Tuesday, March 13, 2012

Multiplication Cookies (and other ways to learn the tables)

     Anna is a very right brained, visual- kinesthetic learner, so when it came time to start learning the times tables, I knew she would need more than just going through the tables a few times.  One of the ways she learned that multiplication is the same thing as adding equal groups, is through making cookies. 
    First we made some Icebox Sugar Cookies last night.  These are great cookies for this activity, since you can slice off however many cookies you need right then. 
     This is how it works.  The cookie represents the "groups of", and the chocolate chips are how many that are in the group.  So, 2 x 3 would be two cookies with three chocolate chips on each one.

On the left half of the cookie sheet there are four groups of five chips. On the right, there are five groups of four chips.  I had her do it this way to demonstrate how if you reverse the numbers in the problem, the product is the same. Twenty chips.  She did a few more problems, until I decided that we had enough cookies for one day.
                                                      Multiplication never tasted so good!

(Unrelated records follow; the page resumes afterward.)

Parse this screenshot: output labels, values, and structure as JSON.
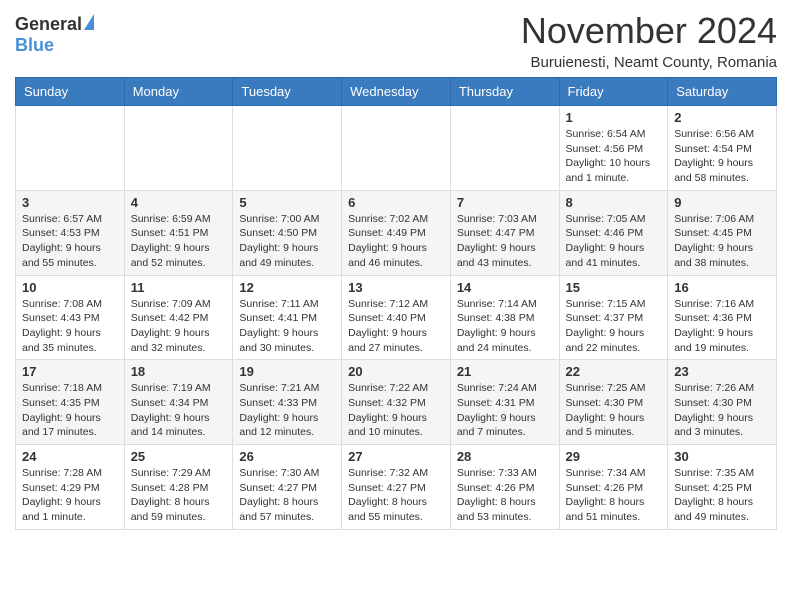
{
  "header": {
    "logo_general": "General",
    "logo_blue": "Blue",
    "month_title": "November 2024",
    "location": "Buruienesti, Neamt County, Romania"
  },
  "days_of_week": [
    "Sunday",
    "Monday",
    "Tuesday",
    "Wednesday",
    "Thursday",
    "Friday",
    "Saturday"
  ],
  "weeks": [
    [
      {
        "day": "",
        "info": ""
      },
      {
        "day": "",
        "info": ""
      },
      {
        "day": "",
        "info": ""
      },
      {
        "day": "",
        "info": ""
      },
      {
        "day": "",
        "info": ""
      },
      {
        "day": "1",
        "info": "Sunrise: 6:54 AM\nSunset: 4:56 PM\nDaylight: 10 hours and 1 minute."
      },
      {
        "day": "2",
        "info": "Sunrise: 6:56 AM\nSunset: 4:54 PM\nDaylight: 9 hours and 58 minutes."
      }
    ],
    [
      {
        "day": "3",
        "info": "Sunrise: 6:57 AM\nSunset: 4:53 PM\nDaylight: 9 hours and 55 minutes."
      },
      {
        "day": "4",
        "info": "Sunrise: 6:59 AM\nSunset: 4:51 PM\nDaylight: 9 hours and 52 minutes."
      },
      {
        "day": "5",
        "info": "Sunrise: 7:00 AM\nSunset: 4:50 PM\nDaylight: 9 hours and 49 minutes."
      },
      {
        "day": "6",
        "info": "Sunrise: 7:02 AM\nSunset: 4:49 PM\nDaylight: 9 hours and 46 minutes."
      },
      {
        "day": "7",
        "info": "Sunrise: 7:03 AM\nSunset: 4:47 PM\nDaylight: 9 hours and 43 minutes."
      },
      {
        "day": "8",
        "info": "Sunrise: 7:05 AM\nSunset: 4:46 PM\nDaylight: 9 hours and 41 minutes."
      },
      {
        "day": "9",
        "info": "Sunrise: 7:06 AM\nSunset: 4:45 PM\nDaylight: 9 hours and 38 minutes."
      }
    ],
    [
      {
        "day": "10",
        "info": "Sunrise: 7:08 AM\nSunset: 4:43 PM\nDaylight: 9 hours and 35 minutes."
      },
      {
        "day": "11",
        "info": "Sunrise: 7:09 AM\nSunset: 4:42 PM\nDaylight: 9 hours and 32 minutes."
      },
      {
        "day": "12",
        "info": "Sunrise: 7:11 AM\nSunset: 4:41 PM\nDaylight: 9 hours and 30 minutes."
      },
      {
        "day": "13",
        "info": "Sunrise: 7:12 AM\nSunset: 4:40 PM\nDaylight: 9 hours and 27 minutes."
      },
      {
        "day": "14",
        "info": "Sunrise: 7:14 AM\nSunset: 4:38 PM\nDaylight: 9 hours and 24 minutes."
      },
      {
        "day": "15",
        "info": "Sunrise: 7:15 AM\nSunset: 4:37 PM\nDaylight: 9 hours and 22 minutes."
      },
      {
        "day": "16",
        "info": "Sunrise: 7:16 AM\nSunset: 4:36 PM\nDaylight: 9 hours and 19 minutes."
      }
    ],
    [
      {
        "day": "17",
        "info": "Sunrise: 7:18 AM\nSunset: 4:35 PM\nDaylight: 9 hours and 17 minutes."
      },
      {
        "day": "18",
        "info": "Sunrise: 7:19 AM\nSunset: 4:34 PM\nDaylight: 9 hours and 14 minutes."
      },
      {
        "day": "19",
        "info": "Sunrise: 7:21 AM\nSunset: 4:33 PM\nDaylight: 9 hours and 12 minutes."
      },
      {
        "day": "20",
        "info": "Sunrise: 7:22 AM\nSunset: 4:32 PM\nDaylight: 9 hours and 10 minutes."
      },
      {
        "day": "21",
        "info": "Sunrise: 7:24 AM\nSunset: 4:31 PM\nDaylight: 9 hours and 7 minutes."
      },
      {
        "day": "22",
        "info": "Sunrise: 7:25 AM\nSunset: 4:30 PM\nDaylight: 9 hours and 5 minutes."
      },
      {
        "day": "23",
        "info": "Sunrise: 7:26 AM\nSunset: 4:30 PM\nDaylight: 9 hours and 3 minutes."
      }
    ],
    [
      {
        "day": "24",
        "info": "Sunrise: 7:28 AM\nSunset: 4:29 PM\nDaylight: 9 hours and 1 minute."
      },
      {
        "day": "25",
        "info": "Sunrise: 7:29 AM\nSunset: 4:28 PM\nDaylight: 8 hours and 59 minutes."
      },
      {
        "day": "26",
        "info": "Sunrise: 7:30 AM\nSunset: 4:27 PM\nDaylight: 8 hours and 57 minutes."
      },
      {
        "day": "27",
        "info": "Sunrise: 7:32 AM\nSunset: 4:27 PM\nDaylight: 8 hours and 55 minutes."
      },
      {
        "day": "28",
        "info": "Sunrise: 7:33 AM\nSunset: 4:26 PM\nDaylight: 8 hours and 53 minutes."
      },
      {
        "day": "29",
        "info": "Sunrise: 7:34 AM\nSunset: 4:26 PM\nDaylight: 8 hours and 51 minutes."
      },
      {
        "day": "30",
        "info": "Sunrise: 7:35 AM\nSunset: 4:25 PM\nDaylight: 8 hours and 49 minutes."
      }
    ]
  ]
}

     Some other things we've been doing is tossing bean bags back and fourth, while skip counting the tables. Once I feel that she's got the counting down pretty well, I'll say, "3x4 is..." and toss.  Then she says "12" and tosses back to me.  She loves doing this, and seeing how fast we can go.

     This is my favorite multiplication tool.  I saw someone do this on a chalk board, and though it would be fun to make one out of wood and string.  A couple of hours in my shop and, Ta da! My multiplication circle.  The point of it is to make different shapes by going through the tables.  This is the one times. As you can see it's not that interesting, since you're just counting. But it gets better.
This is the two times. A pentagon!  The string is wrapped around twice, since every time you pass the 0, the invisible tens place goes up one. So 0 becomes 10, 2 becomes 12, etc.
Here's the three times.  This is when it really gets neat.  At first it seems like you are just doing some random lines, and then a ten pointed star appears!
This is the last one. After this the shapes repeat, and the five times is just a line.  The four times is a five pointed star.  I love it.  Isn't math beautiful?


  1. Yes, you have made math quite beautiful. I love the last multiplication tool so much! Thanks for sharing it with us.

  2. I LOVE your multiplication circle. Its simply beautiful how math and art come together. Would you mind sharing how you made it? I'd love to make one for my kids

    - Rebecca :)